Extracted records:
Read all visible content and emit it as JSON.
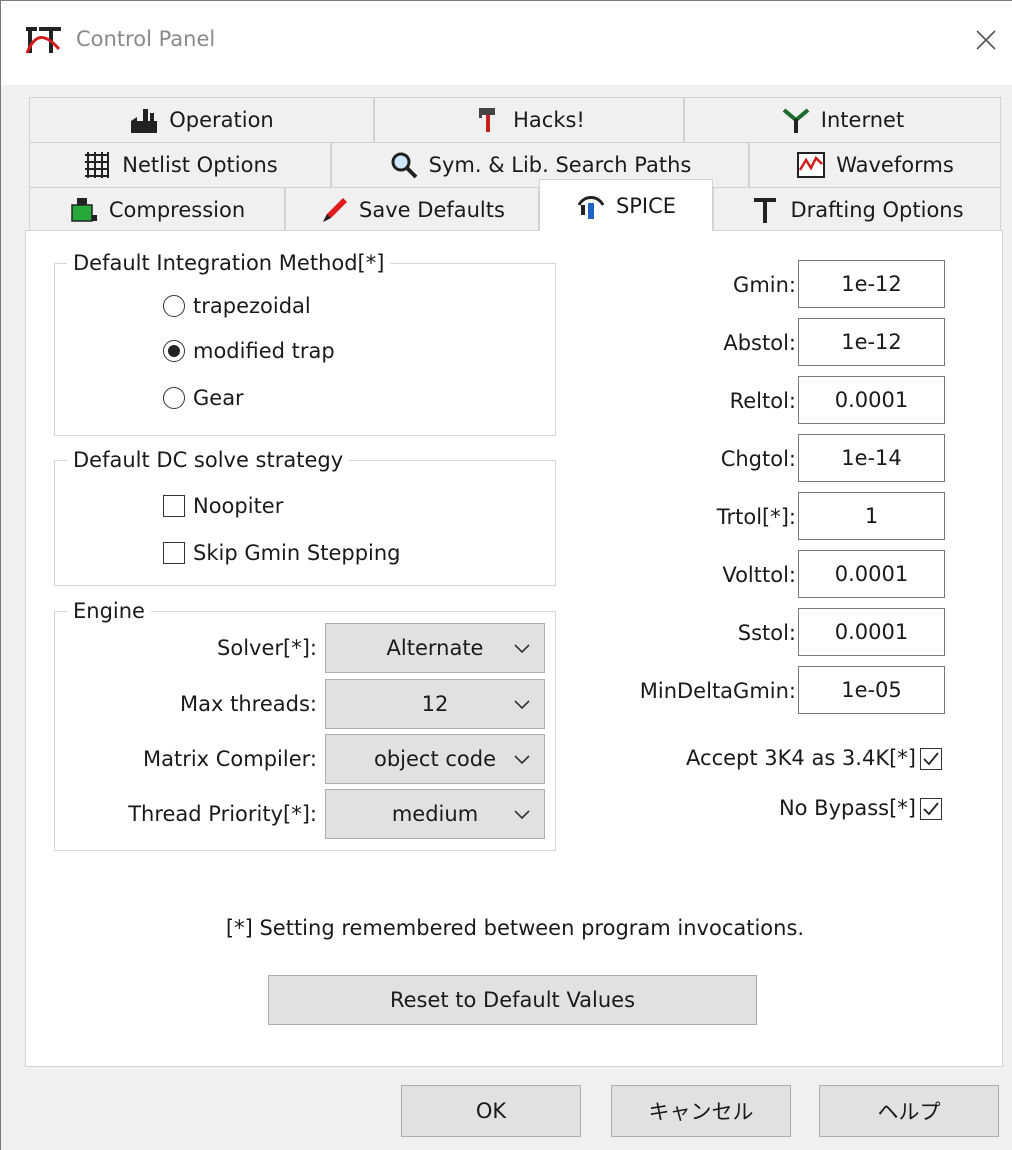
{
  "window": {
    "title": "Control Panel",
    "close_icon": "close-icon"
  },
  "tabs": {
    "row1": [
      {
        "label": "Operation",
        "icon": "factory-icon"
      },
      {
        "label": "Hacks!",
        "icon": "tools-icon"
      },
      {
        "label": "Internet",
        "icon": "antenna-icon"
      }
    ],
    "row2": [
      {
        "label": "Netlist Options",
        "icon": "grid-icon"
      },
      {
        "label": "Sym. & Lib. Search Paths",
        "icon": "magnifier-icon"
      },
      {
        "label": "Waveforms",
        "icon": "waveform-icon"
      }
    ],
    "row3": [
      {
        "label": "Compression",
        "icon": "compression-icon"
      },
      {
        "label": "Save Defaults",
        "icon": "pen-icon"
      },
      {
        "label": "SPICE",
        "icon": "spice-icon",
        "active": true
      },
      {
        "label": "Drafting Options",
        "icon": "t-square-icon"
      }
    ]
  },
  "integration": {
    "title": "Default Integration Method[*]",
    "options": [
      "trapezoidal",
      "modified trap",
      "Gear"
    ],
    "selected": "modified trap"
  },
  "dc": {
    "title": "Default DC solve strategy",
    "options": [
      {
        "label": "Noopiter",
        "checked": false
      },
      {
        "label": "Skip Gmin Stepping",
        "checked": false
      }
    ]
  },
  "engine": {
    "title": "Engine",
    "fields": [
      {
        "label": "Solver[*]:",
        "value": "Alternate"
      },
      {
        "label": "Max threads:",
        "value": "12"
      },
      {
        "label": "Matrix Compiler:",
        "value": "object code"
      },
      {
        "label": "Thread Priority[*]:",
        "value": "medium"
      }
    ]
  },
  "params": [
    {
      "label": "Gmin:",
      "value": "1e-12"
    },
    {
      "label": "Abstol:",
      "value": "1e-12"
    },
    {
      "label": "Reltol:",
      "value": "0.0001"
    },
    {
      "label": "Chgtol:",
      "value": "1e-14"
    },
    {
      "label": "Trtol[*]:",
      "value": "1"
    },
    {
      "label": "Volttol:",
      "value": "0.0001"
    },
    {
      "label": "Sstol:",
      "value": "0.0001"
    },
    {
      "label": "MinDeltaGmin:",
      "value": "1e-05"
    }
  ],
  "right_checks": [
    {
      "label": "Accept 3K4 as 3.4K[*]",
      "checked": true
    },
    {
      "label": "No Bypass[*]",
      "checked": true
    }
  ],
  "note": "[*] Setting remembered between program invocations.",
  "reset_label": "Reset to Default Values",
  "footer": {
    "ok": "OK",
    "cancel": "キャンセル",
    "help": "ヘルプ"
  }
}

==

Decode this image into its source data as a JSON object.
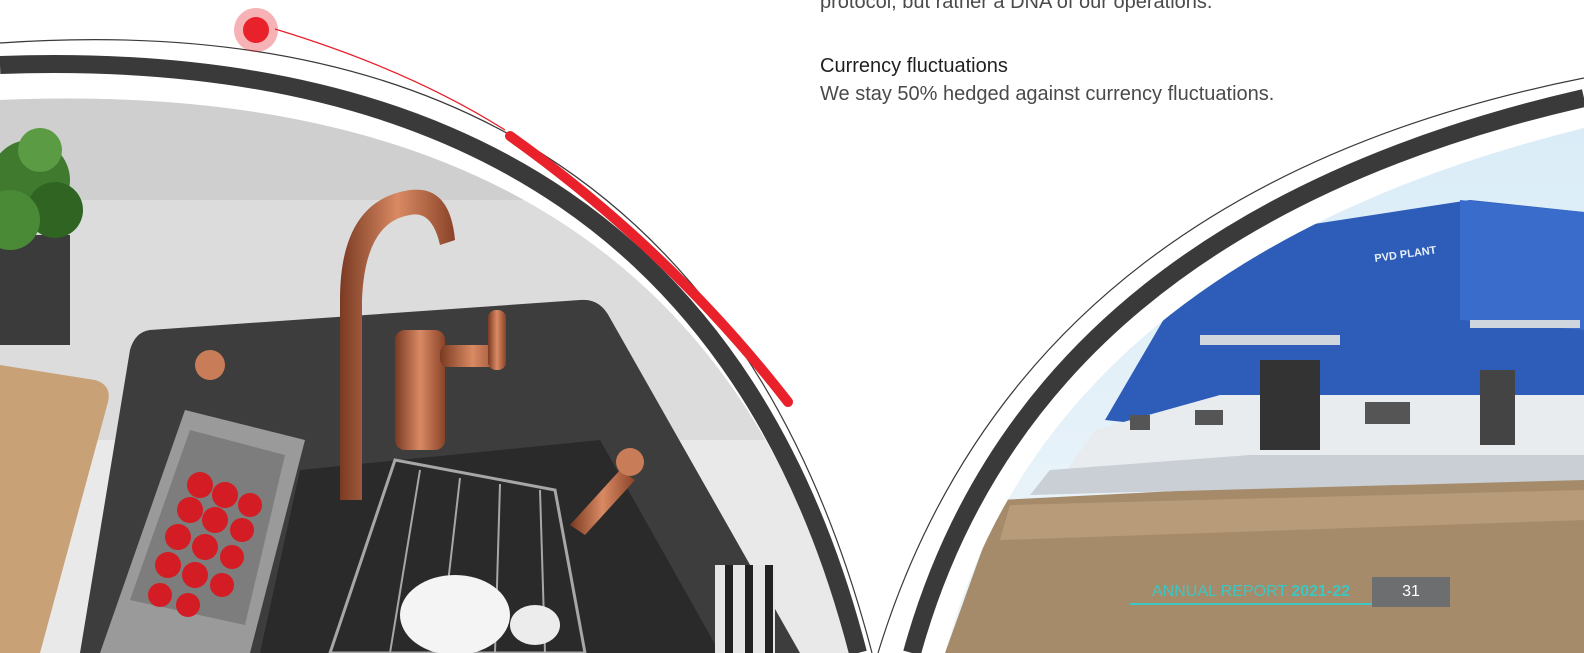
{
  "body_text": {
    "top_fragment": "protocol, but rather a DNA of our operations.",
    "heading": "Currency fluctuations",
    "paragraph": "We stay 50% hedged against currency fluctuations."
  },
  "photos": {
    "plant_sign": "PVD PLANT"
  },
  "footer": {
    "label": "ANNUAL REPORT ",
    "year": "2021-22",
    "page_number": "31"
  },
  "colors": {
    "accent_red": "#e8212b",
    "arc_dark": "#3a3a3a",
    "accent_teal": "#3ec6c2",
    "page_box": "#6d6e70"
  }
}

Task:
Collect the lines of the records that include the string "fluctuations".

Written response:
    "heading": "Currency fluctuations",
    "paragraph": "We stay 50% hedged against currency fluctuations."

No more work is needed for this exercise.